Exercise objective -
Scan the records below, and wherever a line has the word "JSON", pull it out.

Entries supplied -
____
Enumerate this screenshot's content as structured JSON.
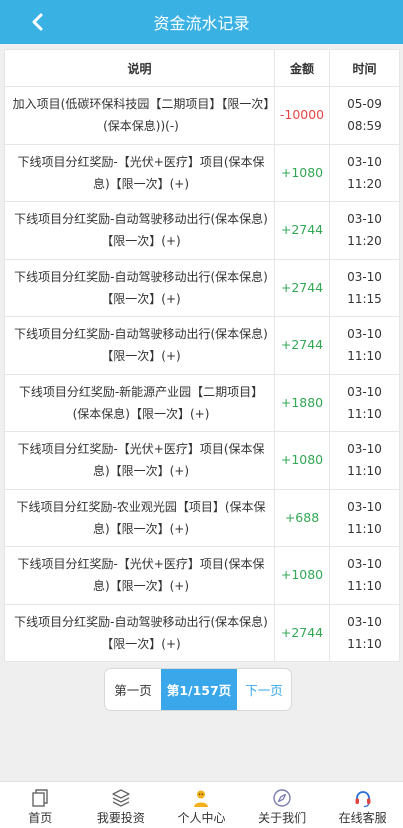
{
  "header": {
    "title": "资金流水记录",
    "back_icon": "chevron-left-icon"
  },
  "table": {
    "columns": [
      "说明",
      "金额",
      "时间"
    ],
    "rows": [
      {
        "desc": "加入项目(低碳环保科技园【二期项目】【限一次】(保本保息))(-)",
        "amount": "-10000",
        "date": "05-09",
        "time": "08:59",
        "sign": "neg"
      },
      {
        "desc": "下线项目分红奖励-【光伏+医疗】项目(保本保息)【限一次】(+)",
        "amount": "+1080",
        "date": "03-10",
        "time": "11:20",
        "sign": "pos"
      },
      {
        "desc": "下线项目分红奖励-自动驾驶移动出行(保本保息)【限一次】(+)",
        "amount": "+2744",
        "date": "03-10",
        "time": "11:20",
        "sign": "pos"
      },
      {
        "desc": "下线项目分红奖励-自动驾驶移动出行(保本保息)【限一次】(+)",
        "amount": "+2744",
        "date": "03-10",
        "time": "11:15",
        "sign": "pos"
      },
      {
        "desc": "下线项目分红奖励-自动驾驶移动出行(保本保息)【限一次】(+)",
        "amount": "+2744",
        "date": "03-10",
        "time": "11:10",
        "sign": "pos"
      },
      {
        "desc": "下线项目分红奖励-新能源产业园【二期项目】(保本保息)【限一次】(+)",
        "amount": "+1880",
        "date": "03-10",
        "time": "11:10",
        "sign": "pos"
      },
      {
        "desc": "下线项目分红奖励-【光伏+医疗】项目(保本保息)【限一次】(+)",
        "amount": "+1080",
        "date": "03-10",
        "time": "11:10",
        "sign": "pos"
      },
      {
        "desc": "下线项目分红奖励-农业观光园【项目】(保本保息)【限一次】(+)",
        "amount": "+688",
        "date": "03-10",
        "time": "11:10",
        "sign": "pos"
      },
      {
        "desc": "下线项目分红奖励-【光伏+医疗】项目(保本保息)【限一次】(+)",
        "amount": "+1080",
        "date": "03-10",
        "time": "11:10",
        "sign": "pos"
      },
      {
        "desc": "下线项目分红奖励-自动驾驶移动出行(保本保息)【限一次】(+)",
        "amount": "+2744",
        "date": "03-10",
        "time": "11:10",
        "sign": "pos"
      }
    ]
  },
  "pager": {
    "first": "第一页",
    "current": "第1/157页",
    "next": "下一页"
  },
  "nav": [
    {
      "label": "首页",
      "icon": "home-icon"
    },
    {
      "label": "我要投资",
      "icon": "layers-icon"
    },
    {
      "label": "个人中心",
      "icon": "user-icon"
    },
    {
      "label": "关于我们",
      "icon": "compass-icon"
    },
    {
      "label": "在线客服",
      "icon": "headset-icon"
    }
  ],
  "colors": {
    "accent": "#39b1e3",
    "negative": "#e64545",
    "positive": "#33a854"
  }
}
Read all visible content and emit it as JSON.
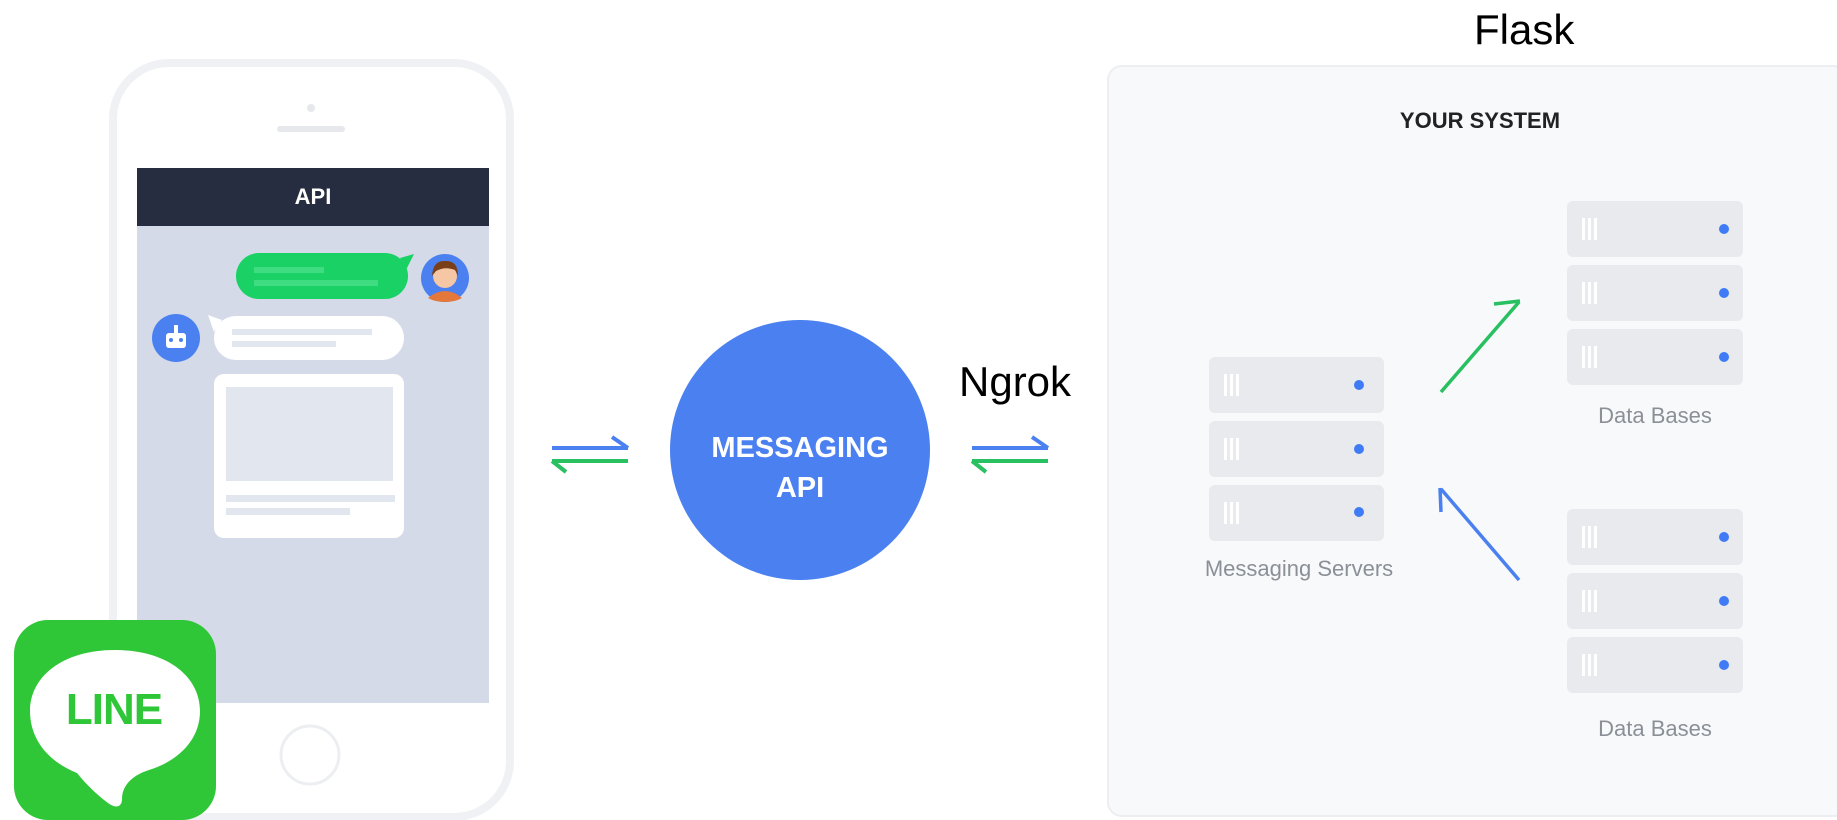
{
  "labels": {
    "flask": "Flask",
    "ngrok": "Ngrok",
    "phone_header": "API",
    "messaging_api": [
      "MESSAGING",
      "API"
    ],
    "your_system": "YOUR SYSTEM",
    "messaging_servers": "Messaging Servers",
    "data_bases_top": "Data Bases",
    "data_bases_bottom": "Data Bases",
    "line_logo": "LINE"
  },
  "icons": {
    "user_avatar": "person-avatar-icon",
    "bot_avatar": "robot-icon",
    "server": "server-rack-icon",
    "exchange_arrows": "bidirectional-arrows-icon"
  },
  "colors": {
    "phone_header": "#262d40",
    "chat_bg": "#d4dae8",
    "green_bubble": "#19d165",
    "api_circle": "#4a80f0",
    "arrow_blue": "#4a80f0",
    "arrow_green": "#28c060",
    "server_block": "#e8eaee",
    "server_dot": "#3e7bf5",
    "line_green": "#2fc637",
    "system_panel": "#f8f9fb"
  }
}
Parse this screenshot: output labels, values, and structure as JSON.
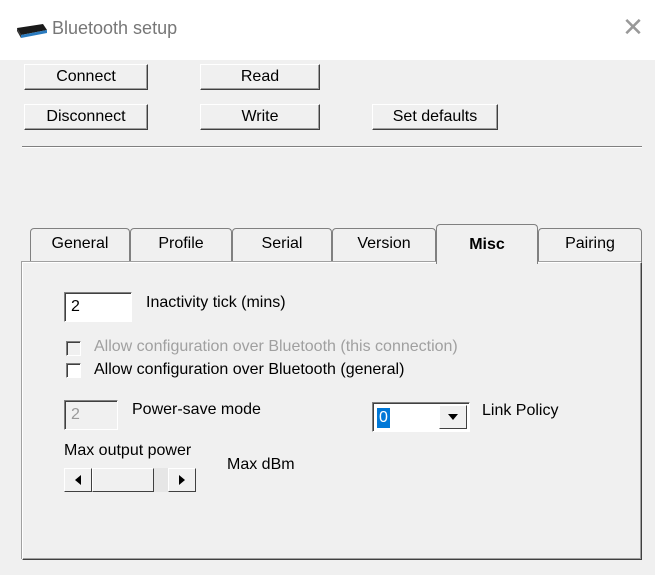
{
  "window": {
    "title": "Bluetooth setup",
    "close_glyph": "✕"
  },
  "toolbar": {
    "connect": "Connect",
    "disconnect": "Disconnect",
    "read": "Read",
    "write": "Write",
    "set_defaults": "Set defaults"
  },
  "tabs": [
    {
      "label": "General",
      "active": false
    },
    {
      "label": "Profile",
      "active": false
    },
    {
      "label": "Serial",
      "active": false
    },
    {
      "label": "Version",
      "active": false
    },
    {
      "label": "Misc",
      "active": true
    },
    {
      "label": "Pairing",
      "active": false
    }
  ],
  "misc": {
    "inactivity_value": "2",
    "inactivity_label": "Inactivity tick (mins)",
    "allow_config_connection_label": "Allow configuration over Bluetooth (this connection)",
    "allow_config_connection_checked": false,
    "allow_config_general_label": "Allow configuration over Bluetooth (general)",
    "allow_config_general_checked": false,
    "power_save_value": "2",
    "power_save_label": "Power-save mode",
    "link_policy_value": "0",
    "link_policy_label": "Link Policy",
    "max_output_power_label": "Max output power",
    "max_dbm_label": "Max dBm"
  },
  "icons": {
    "app": "bluetooth-device-icon",
    "close": "close-icon",
    "dropdown": "chevron-down-icon",
    "scroll_left": "arrow-left-icon",
    "scroll_right": "arrow-right-icon"
  }
}
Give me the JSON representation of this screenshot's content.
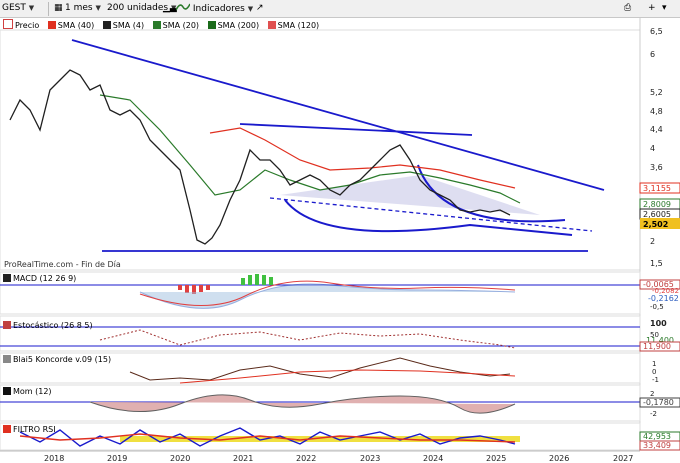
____
Your response -
Enumerate this screenshot's content as structured JSON.
Read all visible content and emit it as JSON.
Parse this screenshot: output labels, values, and structure as JSON.
Give me the JSON representation of this screenshot's content.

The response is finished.